▶ Description of the task: Write the entries out in full, matching them exactly.
++++++++
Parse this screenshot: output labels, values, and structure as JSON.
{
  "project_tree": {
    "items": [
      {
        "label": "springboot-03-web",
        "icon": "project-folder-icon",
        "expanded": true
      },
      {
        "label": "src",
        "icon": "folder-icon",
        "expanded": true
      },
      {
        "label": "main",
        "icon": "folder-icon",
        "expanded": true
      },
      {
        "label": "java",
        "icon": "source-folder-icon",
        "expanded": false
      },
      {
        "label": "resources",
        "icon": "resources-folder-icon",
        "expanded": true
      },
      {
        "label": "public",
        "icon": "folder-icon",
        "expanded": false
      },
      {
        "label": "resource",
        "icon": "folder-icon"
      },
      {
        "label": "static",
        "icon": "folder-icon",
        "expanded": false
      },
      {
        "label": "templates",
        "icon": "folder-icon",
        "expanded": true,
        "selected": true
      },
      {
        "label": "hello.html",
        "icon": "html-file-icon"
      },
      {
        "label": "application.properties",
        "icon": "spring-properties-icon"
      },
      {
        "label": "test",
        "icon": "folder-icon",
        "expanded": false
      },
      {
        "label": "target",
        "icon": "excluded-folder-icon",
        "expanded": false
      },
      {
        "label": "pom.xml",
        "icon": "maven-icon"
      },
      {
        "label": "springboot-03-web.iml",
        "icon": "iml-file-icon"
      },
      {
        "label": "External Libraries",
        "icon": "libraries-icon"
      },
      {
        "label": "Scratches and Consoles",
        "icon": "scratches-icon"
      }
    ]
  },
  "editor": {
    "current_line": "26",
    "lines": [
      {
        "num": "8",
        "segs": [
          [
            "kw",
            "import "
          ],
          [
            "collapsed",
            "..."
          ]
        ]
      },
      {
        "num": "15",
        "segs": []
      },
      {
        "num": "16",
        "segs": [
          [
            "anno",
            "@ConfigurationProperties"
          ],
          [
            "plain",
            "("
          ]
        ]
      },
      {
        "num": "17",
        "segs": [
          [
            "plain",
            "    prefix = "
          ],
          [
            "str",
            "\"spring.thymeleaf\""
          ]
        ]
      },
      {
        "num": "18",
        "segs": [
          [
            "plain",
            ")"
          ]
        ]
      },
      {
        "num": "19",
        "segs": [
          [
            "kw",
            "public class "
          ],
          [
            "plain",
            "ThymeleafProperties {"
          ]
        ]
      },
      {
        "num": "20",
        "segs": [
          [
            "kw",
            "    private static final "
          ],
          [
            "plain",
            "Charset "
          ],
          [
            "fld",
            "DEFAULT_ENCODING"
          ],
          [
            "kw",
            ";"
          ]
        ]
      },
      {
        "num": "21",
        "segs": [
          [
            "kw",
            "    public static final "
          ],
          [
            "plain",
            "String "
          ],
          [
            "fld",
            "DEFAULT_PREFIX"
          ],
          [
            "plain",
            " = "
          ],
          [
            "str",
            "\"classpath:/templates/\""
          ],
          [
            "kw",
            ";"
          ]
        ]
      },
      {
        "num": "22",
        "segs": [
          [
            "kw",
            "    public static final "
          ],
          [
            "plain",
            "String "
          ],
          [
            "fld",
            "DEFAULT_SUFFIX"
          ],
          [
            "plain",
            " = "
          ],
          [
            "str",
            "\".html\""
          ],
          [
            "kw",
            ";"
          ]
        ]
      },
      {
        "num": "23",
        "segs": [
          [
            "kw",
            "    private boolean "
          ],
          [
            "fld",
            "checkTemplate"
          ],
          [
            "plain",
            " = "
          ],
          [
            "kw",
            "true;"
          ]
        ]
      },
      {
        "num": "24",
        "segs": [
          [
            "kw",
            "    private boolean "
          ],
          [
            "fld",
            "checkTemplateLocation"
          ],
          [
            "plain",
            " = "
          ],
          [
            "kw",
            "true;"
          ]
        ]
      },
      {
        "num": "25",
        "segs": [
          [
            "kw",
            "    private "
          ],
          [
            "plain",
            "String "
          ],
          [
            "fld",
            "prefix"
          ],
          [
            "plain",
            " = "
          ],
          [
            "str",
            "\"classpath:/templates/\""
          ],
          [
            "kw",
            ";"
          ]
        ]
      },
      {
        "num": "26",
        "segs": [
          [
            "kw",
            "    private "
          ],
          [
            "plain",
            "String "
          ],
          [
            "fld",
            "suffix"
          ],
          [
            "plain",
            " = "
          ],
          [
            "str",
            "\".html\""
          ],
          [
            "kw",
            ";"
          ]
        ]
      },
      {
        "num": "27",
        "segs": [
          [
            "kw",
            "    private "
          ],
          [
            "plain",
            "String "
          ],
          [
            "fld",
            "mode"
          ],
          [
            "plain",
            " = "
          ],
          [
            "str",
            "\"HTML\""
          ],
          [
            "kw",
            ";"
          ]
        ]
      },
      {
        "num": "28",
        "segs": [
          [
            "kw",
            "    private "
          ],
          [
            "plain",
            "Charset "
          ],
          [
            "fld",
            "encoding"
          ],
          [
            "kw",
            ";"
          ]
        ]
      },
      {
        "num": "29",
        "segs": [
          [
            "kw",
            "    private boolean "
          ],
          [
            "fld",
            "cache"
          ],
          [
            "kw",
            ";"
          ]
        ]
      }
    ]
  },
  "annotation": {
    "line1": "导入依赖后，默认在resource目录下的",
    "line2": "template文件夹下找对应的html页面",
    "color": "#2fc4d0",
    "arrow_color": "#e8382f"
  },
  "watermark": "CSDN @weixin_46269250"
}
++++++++
▶ Final answer:
Parse this screenshot: output labels, values, and structure as JSON.
{
  "project_tree": {
    "items": [
      {
        "label": "springboot-03-web",
        "icon": "project-folder-icon",
        "expanded": true
      },
      {
        "label": "src",
        "icon": "folder-icon",
        "expanded": true
      },
      {
        "label": "main",
        "icon": "folder-icon",
        "expanded": true
      },
      {
        "label": "java",
        "icon": "source-folder-icon",
        "expanded": false
      },
      {
        "label": "resources",
        "icon": "resources-folder-icon",
        "expanded": true
      },
      {
        "label": "public",
        "icon": "folder-icon",
        "expanded": false
      },
      {
        "label": "resource",
        "icon": "folder-icon"
      },
      {
        "label": "static",
        "icon": "folder-icon",
        "expanded": false
      },
      {
        "label": "templates",
        "icon": "folder-icon",
        "expanded": true,
        "selected": true
      },
      {
        "label": "hello.html",
        "icon": "html-file-icon"
      },
      {
        "label": "application.properties",
        "icon": "spring-properties-icon"
      },
      {
        "label": "test",
        "icon": "folder-icon",
        "expanded": false
      },
      {
        "label": "target",
        "icon": "excluded-folder-icon",
        "expanded": false
      },
      {
        "label": "pom.xml",
        "icon": "maven-icon"
      },
      {
        "label": "springboot-03-web.iml",
        "icon": "iml-file-icon"
      },
      {
        "label": "External Libraries",
        "icon": "libraries-icon"
      },
      {
        "label": "Scratches and Consoles",
        "icon": "scratches-icon"
      }
    ]
  },
  "editor": {
    "current_line": "26",
    "lines": [
      {
        "num": "8",
        "segs": [
          [
            "kw",
            "import "
          ],
          [
            "collapsed",
            "..."
          ]
        ]
      },
      {
        "num": "15",
        "segs": []
      },
      {
        "num": "16",
        "segs": [
          [
            "anno",
            "@ConfigurationProperties"
          ],
          [
            "plain",
            "("
          ]
        ]
      },
      {
        "num": "17",
        "segs": [
          [
            "plain",
            "    prefix = "
          ],
          [
            "str",
            "\"spring.thymeleaf\""
          ]
        ]
      },
      {
        "num": "18",
        "segs": [
          [
            "plain",
            ")"
          ]
        ]
      },
      {
        "num": "19",
        "segs": [
          [
            "kw",
            "public class "
          ],
          [
            "plain",
            "ThymeleafProperties {"
          ]
        ]
      },
      {
        "num": "20",
        "segs": [
          [
            "kw",
            "    private static final "
          ],
          [
            "plain",
            "Charset "
          ],
          [
            "fld",
            "DEFAULT_ENCODING"
          ],
          [
            "kw",
            ";"
          ]
        ]
      },
      {
        "num": "21",
        "segs": [
          [
            "kw",
            "    public static final "
          ],
          [
            "plain",
            "String "
          ],
          [
            "fld",
            "DEFAULT_PREFIX"
          ],
          [
            "plain",
            " = "
          ],
          [
            "str",
            "\"classpath:/templates/\""
          ],
          [
            "kw",
            ";"
          ]
        ]
      },
      {
        "num": "22",
        "segs": [
          [
            "kw",
            "    public static final "
          ],
          [
            "plain",
            "String "
          ],
          [
            "fld",
            "DEFAULT_SUFFIX"
          ],
          [
            "plain",
            " = "
          ],
          [
            "str",
            "\".html\""
          ],
          [
            "kw",
            ";"
          ]
        ]
      },
      {
        "num": "23",
        "segs": [
          [
            "kw",
            "    private boolean "
          ],
          [
            "fld",
            "checkTemplate"
          ],
          [
            "plain",
            " = "
          ],
          [
            "kw",
            "true;"
          ]
        ]
      },
      {
        "num": "24",
        "segs": [
          [
            "kw",
            "    private boolean "
          ],
          [
            "fld",
            "checkTemplateLocation"
          ],
          [
            "plain",
            " = "
          ],
          [
            "kw",
            "true;"
          ]
        ]
      },
      {
        "num": "25",
        "segs": [
          [
            "kw",
            "    private "
          ],
          [
            "plain",
            "String "
          ],
          [
            "fld",
            "prefix"
          ],
          [
            "plain",
            " = "
          ],
          [
            "str",
            "\"classpath:/templates/\""
          ],
          [
            "kw",
            ";"
          ]
        ]
      },
      {
        "num": "26",
        "segs": [
          [
            "kw",
            "    private "
          ],
          [
            "plain",
            "String "
          ],
          [
            "fld",
            "suffix"
          ],
          [
            "plain",
            " = "
          ],
          [
            "str",
            "\".html\""
          ],
          [
            "kw",
            ";"
          ]
        ]
      },
      {
        "num": "27",
        "segs": [
          [
            "kw",
            "    private "
          ],
          [
            "plain",
            "String "
          ],
          [
            "fld",
            "mode"
          ],
          [
            "plain",
            " = "
          ],
          [
            "str",
            "\"HTML\""
          ],
          [
            "kw",
            ";"
          ]
        ]
      },
      {
        "num": "28",
        "segs": [
          [
            "kw",
            "    private "
          ],
          [
            "plain",
            "Charset "
          ],
          [
            "fld",
            "encoding"
          ],
          [
            "kw",
            ";"
          ]
        ]
      },
      {
        "num": "29",
        "segs": [
          [
            "kw",
            "    private boolean "
          ],
          [
            "fld",
            "cache"
          ],
          [
            "kw",
            ";"
          ]
        ]
      }
    ]
  },
  "annotation": {
    "line1": "导入依赖后，默认在resource目录下的",
    "line2": "template文件夹下找对应的html页面",
    "color": "#2fc4d0",
    "arrow_color": "#e8382f"
  },
  "watermark": "CSDN @weixin_46269250"
}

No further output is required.